Your output must reproduce all the records below precisely and contain no pictures.

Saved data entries
________________________
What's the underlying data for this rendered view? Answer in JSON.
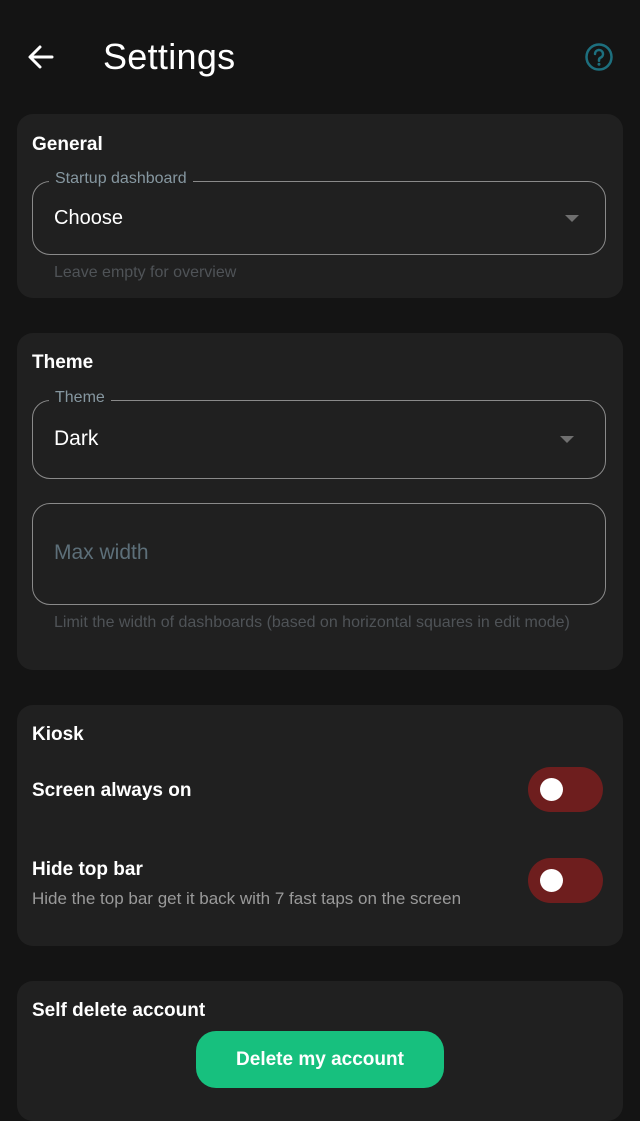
{
  "appbar": {
    "title": "Settings",
    "back_icon": "arrow-left-icon",
    "help_icon": "help-circle-icon",
    "help_color": "#1d6f7e"
  },
  "general": {
    "title": "General",
    "dashboard_label": "Startup dashboard",
    "dashboard_value": "Choose",
    "dashboard_helper": "Leave empty for overview"
  },
  "theme": {
    "title": "Theme",
    "theme_label": "Theme",
    "theme_value": "Dark",
    "max_width_placeholder": "Max width",
    "max_width_value": "",
    "max_width_helper": "Limit the width of dashboards (based on horizontal squares in edit mode)"
  },
  "kiosk": {
    "title": "Kiosk",
    "screen_on_label": "Screen always on",
    "screen_on_enabled": false,
    "hide_top_bar_label": "Hide top bar",
    "hide_top_bar_sub": "Hide the top bar get it back with 7 fast taps on the screen",
    "hide_top_bar_enabled": false,
    "toggle_off_color": "#6e1e1e"
  },
  "account": {
    "title": "Self delete account",
    "delete_label": "Delete my account",
    "button_color": "#17c07e"
  }
}
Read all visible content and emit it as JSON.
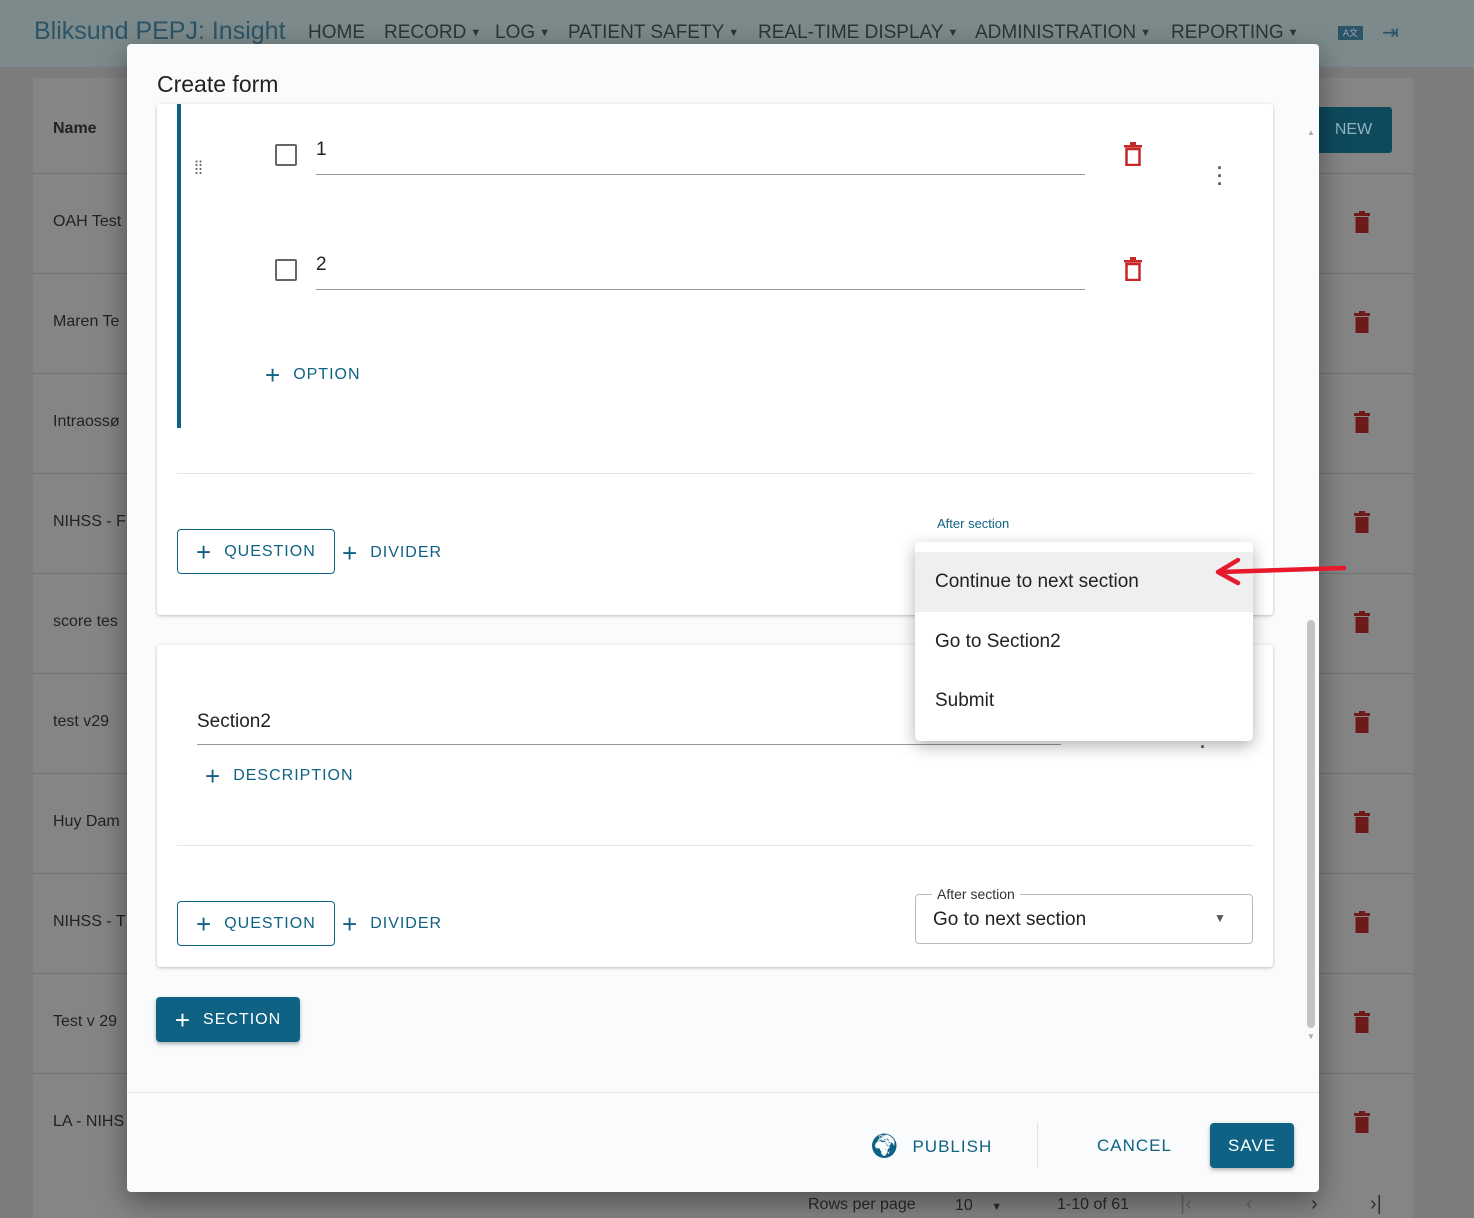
{
  "header": {
    "brand": "Bliksund PEPJ: Insight",
    "nav": [
      {
        "label": "HOME",
        "dropdown": false
      },
      {
        "label": "RECORD",
        "dropdown": true
      },
      {
        "label": "LOG",
        "dropdown": true
      },
      {
        "label": "PATIENT SAFETY",
        "dropdown": true
      },
      {
        "label": "REAL-TIME DISPLAY",
        "dropdown": true
      },
      {
        "label": "ADMINISTRATION",
        "dropdown": true
      },
      {
        "label": "REPORTING",
        "dropdown": true
      }
    ],
    "icons": [
      "translate-icon",
      "logout-icon"
    ]
  },
  "table": {
    "column_name": "Name",
    "new_label": "NEW",
    "rows": [
      "OAH Test",
      "Maren Te",
      "Intraossø",
      "NIHSS - F",
      "score tes",
      "test v29",
      "Huy Dam",
      "NIHSS - T",
      "Test v 29",
      "LA - NIHS"
    ],
    "rows_per_page_label": "Rows per page",
    "rows_per_page": "10",
    "range": "1-10 of 61"
  },
  "modal": {
    "title": "Create form",
    "section1": {
      "options": [
        {
          "value": "1",
          "checked": false
        },
        {
          "value": "2",
          "checked": false
        }
      ],
      "add_option": "OPTION",
      "add_question": "QUESTION",
      "add_divider": "DIVIDER",
      "after_label": "After section"
    },
    "section2": {
      "title": "Section2",
      "add_description": "DESCRIPTION",
      "add_question": "QUESTION",
      "add_divider": "DIVIDER",
      "after_label": "After section",
      "after_value": "Go to next section"
    },
    "add_section": "SECTION",
    "footer": {
      "publish": "PUBLISH",
      "cancel": "CANCEL",
      "save": "SAVE"
    }
  },
  "dropdown_menu": {
    "items": [
      "Continue to next section",
      "Go to Section2",
      "Submit"
    ],
    "highlighted": 0
  },
  "colors": {
    "primary": "#0f6283",
    "danger": "#c62828",
    "annotation_arrow": "#e8192c"
  }
}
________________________
> _Reply_:
What's the underlying data for this rendered view? Answer in JSON.
{
  "appbar": {
    "title": "Settings",
    "back_icon": "arrow-left-icon",
    "help_icon": "help-circle-icon",
    "help_color": "#1d6f7e"
  },
  "general": {
    "title": "General",
    "dashboard_label": "Startup dashboard",
    "dashboard_value": "Choose",
    "dashboard_helper": "Leave empty for overview"
  },
  "theme": {
    "title": "Theme",
    "theme_label": "Theme",
    "theme_value": "Dark",
    "max_width_placeholder": "Max width",
    "max_width_value": "",
    "max_width_helper": "Limit the width of dashboards (based on horizontal squares in edit mode)"
  },
  "kiosk": {
    "title": "Kiosk",
    "screen_on_label": "Screen always on",
    "screen_on_enabled": false,
    "hide_top_bar_label": "Hide top bar",
    "hide_top_bar_sub": "Hide the top bar get it back with 7 fast taps on the screen",
    "hide_top_bar_enabled": false,
    "toggle_off_color": "#6e1e1e"
  },
  "account": {
    "title": "Self delete account",
    "delete_label": "Delete my account",
    "button_color": "#17c07e"
  }
}
Read all visible content and emit it as JSON.
{
  "header": {
    "brand": "Bliksund PEPJ: Insight",
    "nav": [
      {
        "label": "HOME",
        "dropdown": false
      },
      {
        "label": "RECORD",
        "dropdown": true
      },
      {
        "label": "LOG",
        "dropdown": true
      },
      {
        "label": "PATIENT SAFETY",
        "dropdown": true
      },
      {
        "label": "REAL-TIME DISPLAY",
        "dropdown": true
      },
      {
        "label": "ADMINISTRATION",
        "dropdown": true
      },
      {
        "label": "REPORTING",
        "dropdown": true
      }
    ],
    "icons": [
      "translate-icon",
      "logout-icon"
    ]
  },
  "table": {
    "column_name": "Name",
    "new_label": "NEW",
    "rows": [
      "OAH Test",
      "Maren Te",
      "Intraossø",
      "NIHSS - F",
      "score tes",
      "test v29",
      "Huy Dam",
      "NIHSS - T",
      "Test v 29",
      "LA - NIHS"
    ],
    "rows_per_page_label": "Rows per page",
    "rows_per_page": "10",
    "range": "1-10 of 61"
  },
  "modal": {
    "title": "Create form",
    "section1": {
      "options": [
        {
          "value": "1",
          "checked": false
        },
        {
          "value": "2",
          "checked": false
        }
      ],
      "add_option": "OPTION",
      "add_question": "QUESTION",
      "add_divider": "DIVIDER",
      "after_label": "After section"
    },
    "section2": {
      "title": "Section2",
      "add_description": "DESCRIPTION",
      "add_question": "QUESTION",
      "add_divider": "DIVIDER",
      "after_label": "After section",
      "after_value": "Go to next section"
    },
    "add_section": "SECTION",
    "footer": {
      "publish": "PUBLISH",
      "cancel": "CANCEL",
      "save": "SAVE"
    }
  },
  "dropdown_menu": {
    "items": [
      "Continue to next section",
      "Go to Section2",
      "Submit"
    ],
    "highlighted": 0
  },
  "colors": {
    "primary": "#0f6283",
    "danger": "#c62828",
    "annotation_arrow": "#e8192c"
  }
}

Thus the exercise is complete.